“The auto sales data suggest spending in March came back after a pretty awful February,” said Michael Feroli, a former Fed researcher who is now chief U.S. economist at JPMorgan Chase & Co. in New York. He sees GDP rising around 3 percent in the second quarter, though he added that forecast may be ambitious.
Weekly claims for unemployment insurance also indicate that the jobs market isn’t “disintegrating,” in spite of the picture painted by the April 3 employment report, Feroli said. He said the underlying pace of monthly payroll growth may be in the 175,000 to 200,000 range. While that would be down from an average of close to 260,000 last year, it’s still above the average monthly gain of about 140,000 over the course of the expansion.
Applications for unemployment benefits dropped 20,000 to 268,000 in the seven days ended March 28, the second-lowest since April 2000, according to the Labor Department in Washington. The four-week average for jobless claims, a less volatile measure than the weekly numbers, fell to 285,500, from 300,250.
Economists are pinning much of their optimism for stronger growth on consumers, whose expenditures account for more than two-thirds of GDP.
So far, households have elected to save rather than spend much of the windfall they gained from the steep fall in gasoline prices. The savings rate jumped to 5.8 percent in February, up from 4.9 percent at the end of last year and the highest since December 2012, according to the Commerce Department in Washington.
Expenditures should strengthen this quarter as households start to dip into those savings, economists said. “Consumer spending is starting to look more and more like a coiled spring, and we could definitely see it pick up,” said Guy Berger, U.S. economist at RBS Securities Inc. in Stamford, Connecticut.
Also arguing for a stronger spending: elevated household confidence. The Bloomberg index of consumer sentiment climbed to 46.2 in the period ended March 29 from 45.5 the prior week, capping the strongest quarter since the second quarter of 2007. The measure of households’ propensity to spend increased to the highest level in eight years, while the reading on personal finances was the second-best since October 2007. The University of Michigan’s consumer sentiment index in March capped the strongest quarter since 2004.
Behravesh saw a “silver lining” in the April 3 jobs report. Wages showed signs of picking up, which would be another plus for household expenditures. Hourly pay rose by 0.3 percent in March from the prior month after a 0.1 percent gain in February.

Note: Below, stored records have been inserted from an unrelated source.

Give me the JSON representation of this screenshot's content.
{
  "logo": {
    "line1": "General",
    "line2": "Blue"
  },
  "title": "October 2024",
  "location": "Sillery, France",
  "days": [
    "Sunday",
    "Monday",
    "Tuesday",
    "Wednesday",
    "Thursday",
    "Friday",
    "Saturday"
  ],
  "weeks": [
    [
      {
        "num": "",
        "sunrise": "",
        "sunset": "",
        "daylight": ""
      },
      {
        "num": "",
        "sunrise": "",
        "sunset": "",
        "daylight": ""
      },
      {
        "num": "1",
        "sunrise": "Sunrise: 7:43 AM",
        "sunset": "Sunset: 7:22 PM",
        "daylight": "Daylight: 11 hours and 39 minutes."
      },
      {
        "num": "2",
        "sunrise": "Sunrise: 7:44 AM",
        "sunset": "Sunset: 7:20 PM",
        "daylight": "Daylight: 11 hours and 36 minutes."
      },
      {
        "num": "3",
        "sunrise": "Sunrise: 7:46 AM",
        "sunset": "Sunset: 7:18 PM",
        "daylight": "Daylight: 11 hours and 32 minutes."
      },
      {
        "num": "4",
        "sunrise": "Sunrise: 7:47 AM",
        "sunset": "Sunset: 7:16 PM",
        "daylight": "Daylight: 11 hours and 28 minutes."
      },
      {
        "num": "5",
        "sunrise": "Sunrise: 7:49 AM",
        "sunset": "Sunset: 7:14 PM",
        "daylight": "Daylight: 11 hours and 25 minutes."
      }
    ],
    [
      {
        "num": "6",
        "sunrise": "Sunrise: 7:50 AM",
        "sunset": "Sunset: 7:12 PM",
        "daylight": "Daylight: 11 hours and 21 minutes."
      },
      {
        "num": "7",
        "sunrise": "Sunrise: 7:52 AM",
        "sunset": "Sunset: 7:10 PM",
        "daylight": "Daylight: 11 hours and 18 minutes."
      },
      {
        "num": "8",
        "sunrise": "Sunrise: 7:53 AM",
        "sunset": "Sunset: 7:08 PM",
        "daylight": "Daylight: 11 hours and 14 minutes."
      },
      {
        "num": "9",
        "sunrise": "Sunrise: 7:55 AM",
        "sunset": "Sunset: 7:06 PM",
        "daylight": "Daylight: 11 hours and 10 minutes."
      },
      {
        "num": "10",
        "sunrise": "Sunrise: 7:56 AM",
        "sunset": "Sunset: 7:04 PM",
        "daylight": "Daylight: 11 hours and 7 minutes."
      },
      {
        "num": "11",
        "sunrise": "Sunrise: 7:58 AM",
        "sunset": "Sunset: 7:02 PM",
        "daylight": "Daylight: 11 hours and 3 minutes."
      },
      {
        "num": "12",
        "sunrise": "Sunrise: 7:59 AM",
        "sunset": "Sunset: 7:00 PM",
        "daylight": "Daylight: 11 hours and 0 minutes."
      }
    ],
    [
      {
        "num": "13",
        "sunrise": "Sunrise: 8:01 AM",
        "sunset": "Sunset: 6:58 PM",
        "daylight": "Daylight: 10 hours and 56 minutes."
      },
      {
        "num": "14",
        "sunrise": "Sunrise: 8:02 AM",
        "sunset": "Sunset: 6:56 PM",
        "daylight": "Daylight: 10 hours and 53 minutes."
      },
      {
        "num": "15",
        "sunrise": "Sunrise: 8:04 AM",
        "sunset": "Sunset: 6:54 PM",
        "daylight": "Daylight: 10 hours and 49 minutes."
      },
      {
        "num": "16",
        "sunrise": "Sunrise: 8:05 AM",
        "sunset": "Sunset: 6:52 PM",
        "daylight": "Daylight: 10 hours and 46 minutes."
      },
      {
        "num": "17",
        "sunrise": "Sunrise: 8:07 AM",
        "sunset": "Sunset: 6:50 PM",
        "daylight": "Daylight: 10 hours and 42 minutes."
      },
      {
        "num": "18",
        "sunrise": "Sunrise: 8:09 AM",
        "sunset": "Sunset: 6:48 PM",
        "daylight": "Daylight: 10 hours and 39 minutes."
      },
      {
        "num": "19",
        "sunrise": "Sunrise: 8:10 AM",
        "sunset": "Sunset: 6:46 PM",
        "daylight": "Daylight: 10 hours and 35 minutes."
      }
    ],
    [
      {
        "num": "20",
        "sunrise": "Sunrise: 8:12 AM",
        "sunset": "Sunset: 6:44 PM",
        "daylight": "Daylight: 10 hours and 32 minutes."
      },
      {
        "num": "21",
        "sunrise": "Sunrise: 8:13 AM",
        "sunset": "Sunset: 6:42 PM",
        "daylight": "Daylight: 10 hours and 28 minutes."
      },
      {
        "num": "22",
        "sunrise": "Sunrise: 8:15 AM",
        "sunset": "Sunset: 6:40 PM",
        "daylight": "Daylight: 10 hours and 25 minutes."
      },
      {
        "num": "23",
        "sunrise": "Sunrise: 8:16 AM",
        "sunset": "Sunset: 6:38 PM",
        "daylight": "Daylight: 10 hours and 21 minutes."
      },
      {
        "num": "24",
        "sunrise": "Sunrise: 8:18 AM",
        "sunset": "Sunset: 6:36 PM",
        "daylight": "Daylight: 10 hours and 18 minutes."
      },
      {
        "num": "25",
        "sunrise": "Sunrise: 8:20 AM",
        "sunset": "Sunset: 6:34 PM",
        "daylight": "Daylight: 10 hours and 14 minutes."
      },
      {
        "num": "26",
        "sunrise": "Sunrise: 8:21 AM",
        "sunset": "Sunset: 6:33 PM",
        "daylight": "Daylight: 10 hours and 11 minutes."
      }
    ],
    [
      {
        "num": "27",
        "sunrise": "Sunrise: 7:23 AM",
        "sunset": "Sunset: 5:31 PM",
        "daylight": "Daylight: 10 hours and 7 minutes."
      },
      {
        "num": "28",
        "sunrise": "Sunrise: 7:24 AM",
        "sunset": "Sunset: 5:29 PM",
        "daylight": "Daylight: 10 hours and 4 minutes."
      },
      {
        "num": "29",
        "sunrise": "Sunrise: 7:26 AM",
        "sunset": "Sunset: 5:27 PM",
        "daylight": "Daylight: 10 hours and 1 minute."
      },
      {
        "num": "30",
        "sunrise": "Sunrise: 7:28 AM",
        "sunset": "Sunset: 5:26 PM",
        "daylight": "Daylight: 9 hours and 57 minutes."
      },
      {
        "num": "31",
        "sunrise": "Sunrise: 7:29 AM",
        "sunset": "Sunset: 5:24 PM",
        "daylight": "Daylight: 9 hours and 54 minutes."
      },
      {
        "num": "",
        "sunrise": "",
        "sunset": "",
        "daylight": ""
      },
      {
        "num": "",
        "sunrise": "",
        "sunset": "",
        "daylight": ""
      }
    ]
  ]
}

Still, some pockets of weakness in the economy could end up persisting. The strong dollar is hurting U.S. manufacturing companies, making their products less competitive overseas and more vulnerable to lower-priced imports. Manufacturing in the U.S. expanded in March at the slowest pace in almost two years, according to the Institute for Supply Management in Tempe, Arizona. Manufacturing employment fell 1,000 last month, the first drop since July 2013.
The energy industry also is suffering, in its case from the collapse in oil prices. Over the past three months, payrolls in mining and logging, which includes oilfield services, have fallen by 29,000, the worst since a similar period ended in July 2009. Crude prices have slumped 54 percent since a June 2014 high.
Ethan Harris, co-head of global economics research at Bank of America Corp. in New York, argued nevertheless that the “fundamental backdrop for the economy is pretty good.” Consumers have reduced debts and built up savings, banks have added capital and the housing market has mostly healed, he said.
“The only headwinds of real importance right now are weakness overseas and the strong dollar,” Harris, a former Fed official, said. “Beyond that, the economy is now in a position where it should be growing 3 percent.”